Women would be too vain if they could realise the power of their seductions. It is lucky for men that they cannot. They themselves have no such impressionability as men, except in cases where their hearts or fortunes are deeply involved. A woman loves once in her life, and it is in the power of her lover to throw her, by a mere look, into shivering fits or silent ecstasies; she can also, on occasions, be made extremely wretched or happy by a man whom she does not love, but desires to marry. Save in these instances, however, she cares nothing for man's looks. A male Flirt may amuse, offend, or frighten her; but there will be no magic thrilling in her sensations, no giddy whirl of her mind, no castle-building. How coldly impervious a pure-minded woman can be to incendiary declarations was seen in poor Werther's case:

		'Charlotte, when she saw his body 
			Borne before her on a shutter, 
		Like a well-conducted person, 
			Went on cutting bread-and-butter.'

But supposing the situation had been reversed, and Charlotte, instead of a staid matron, had been a girl Flirt, setting her cap at "Werther, a well-conducted married man, would Werther have remained insensible? Not likely. There is no use in denying that men cannot match women in callous propriety; for neither age, nor dignity, nor marriage-vows will steel them against the shafts of the Flirt.

A little saucy-eyed girl of seventeen will turn the head of a prudent king, make a hoary statesman forget his intriguing business, and drive a pious bishop into terrible wrestling with the devil. It is this universal laxity in men's morals which arms women with their tremendous power - power of which, we repeat, few of them can guess the extent. But some of them do guess it in time, and make a wild use of their weapons of offence out of pure malice, and without a thought of deriving any advantage from their recklessness beyond the intimate satisfaction of having done mischief. Cruelty is no name for the heartless deliberation with which some of these pretty creatures will plunge a dagger into the heart which they have first set fluttering to assure themselves of its being alive.

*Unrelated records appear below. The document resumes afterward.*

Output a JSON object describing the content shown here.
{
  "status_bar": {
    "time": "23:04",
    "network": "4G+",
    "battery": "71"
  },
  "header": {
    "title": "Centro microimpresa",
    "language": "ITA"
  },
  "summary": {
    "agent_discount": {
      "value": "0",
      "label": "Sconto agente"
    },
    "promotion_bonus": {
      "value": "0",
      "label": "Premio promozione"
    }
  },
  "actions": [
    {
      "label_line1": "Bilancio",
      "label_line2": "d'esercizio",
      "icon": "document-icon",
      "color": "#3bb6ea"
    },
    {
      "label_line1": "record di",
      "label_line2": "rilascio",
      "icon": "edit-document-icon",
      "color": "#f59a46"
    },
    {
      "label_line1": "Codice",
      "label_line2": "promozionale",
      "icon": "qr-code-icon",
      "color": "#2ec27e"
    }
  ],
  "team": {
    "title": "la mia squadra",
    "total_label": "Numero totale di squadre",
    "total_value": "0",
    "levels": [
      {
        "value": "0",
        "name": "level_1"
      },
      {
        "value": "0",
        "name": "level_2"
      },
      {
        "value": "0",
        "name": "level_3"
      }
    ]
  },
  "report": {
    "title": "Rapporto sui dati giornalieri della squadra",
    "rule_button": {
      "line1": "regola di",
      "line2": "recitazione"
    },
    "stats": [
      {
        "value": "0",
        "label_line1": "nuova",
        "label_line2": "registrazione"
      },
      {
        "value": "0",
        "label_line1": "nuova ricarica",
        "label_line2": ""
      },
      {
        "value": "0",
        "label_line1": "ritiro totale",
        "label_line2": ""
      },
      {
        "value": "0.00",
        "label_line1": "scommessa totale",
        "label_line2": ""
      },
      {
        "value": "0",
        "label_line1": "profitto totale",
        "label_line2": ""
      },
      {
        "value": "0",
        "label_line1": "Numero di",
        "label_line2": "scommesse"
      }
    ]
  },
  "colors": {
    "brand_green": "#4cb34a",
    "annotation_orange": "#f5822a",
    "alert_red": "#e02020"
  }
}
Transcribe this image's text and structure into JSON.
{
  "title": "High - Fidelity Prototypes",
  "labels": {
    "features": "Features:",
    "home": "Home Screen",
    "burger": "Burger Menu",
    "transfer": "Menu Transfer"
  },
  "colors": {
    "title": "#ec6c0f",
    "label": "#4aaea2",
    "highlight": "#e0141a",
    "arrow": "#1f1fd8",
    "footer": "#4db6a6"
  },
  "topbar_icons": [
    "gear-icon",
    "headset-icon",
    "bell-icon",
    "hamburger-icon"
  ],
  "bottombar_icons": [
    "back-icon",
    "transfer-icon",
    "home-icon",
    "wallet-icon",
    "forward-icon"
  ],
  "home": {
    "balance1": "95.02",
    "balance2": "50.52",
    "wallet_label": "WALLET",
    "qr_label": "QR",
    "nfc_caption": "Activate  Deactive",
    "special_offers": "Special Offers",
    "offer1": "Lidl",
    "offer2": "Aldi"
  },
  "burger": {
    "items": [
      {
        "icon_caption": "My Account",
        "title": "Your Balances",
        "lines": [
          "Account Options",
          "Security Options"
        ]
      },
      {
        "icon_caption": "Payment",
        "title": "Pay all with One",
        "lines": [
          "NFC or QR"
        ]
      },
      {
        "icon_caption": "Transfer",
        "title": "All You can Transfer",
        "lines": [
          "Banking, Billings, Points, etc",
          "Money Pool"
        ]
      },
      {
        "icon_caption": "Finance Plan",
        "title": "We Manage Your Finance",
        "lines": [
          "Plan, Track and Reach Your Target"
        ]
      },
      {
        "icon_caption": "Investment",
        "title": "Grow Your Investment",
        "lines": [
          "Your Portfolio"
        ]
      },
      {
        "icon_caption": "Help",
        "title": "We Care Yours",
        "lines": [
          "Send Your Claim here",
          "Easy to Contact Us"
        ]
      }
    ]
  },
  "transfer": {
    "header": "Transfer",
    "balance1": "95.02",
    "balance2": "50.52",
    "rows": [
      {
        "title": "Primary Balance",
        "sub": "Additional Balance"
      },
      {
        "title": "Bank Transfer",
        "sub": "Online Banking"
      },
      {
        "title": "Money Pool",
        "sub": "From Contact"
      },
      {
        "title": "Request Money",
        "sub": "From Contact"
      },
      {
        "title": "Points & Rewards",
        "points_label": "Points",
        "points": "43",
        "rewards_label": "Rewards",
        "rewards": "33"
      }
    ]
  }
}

Say, for instance, that a young man at the opera, standing up in the stalls between the acts to reconnoitre the boxes, lets his glance fall upon a woman of surpassing beauty. Their eyes meet, and she does not turn hers away, but examines the man a moment, smiles vaguely, and then goes on talking with her box-companion. But in another moment she has looked again at the man, and this time, when their eyes meet, a tinge of modest confusion overspreads her cheeks; she hesitates, then throws a wistful glance, which says, as plainly as possible, 'I wish we knew each other. I feel drawn towards you.'


One such glance suffices to set the man's heart and head aflame, and at the close of the performance behold him on the grand staircase waiting to see his charmer come out. But she is a practised Flirt, who has only amused herself by trying the killing-power of her eyes; just as a man, when going out to shoot, may prove his double-barrel by knocking a miserable sparrow off a branch, so, with the coldest of unconscious stares, she sweeps by, leaving the presumptuous wight dumbfounded. He slinks off with a lagging step, out of conceit with himself, red to his ear-tips, and full of bile. It may be years before he recovers from this humiliation; and forget it he never will, if he lives to a hundred. There are some men who have carried the deep scar of one false glance all through their lives.

orna About Flirts orna Flirt's Power orna Season Flirt orna Example And Precept
orna Plain Sisters orna Ecclesiastical Flirt orna Home Regimental Flirts orna Foreign Regimental Flirt
orna Seaside Flirt orna Tourist Flirt orna Country-Town-House Flirts orna Sentimental Flirt
orna Studious Flirt

Taken from original text, as written. May contain OCR errors.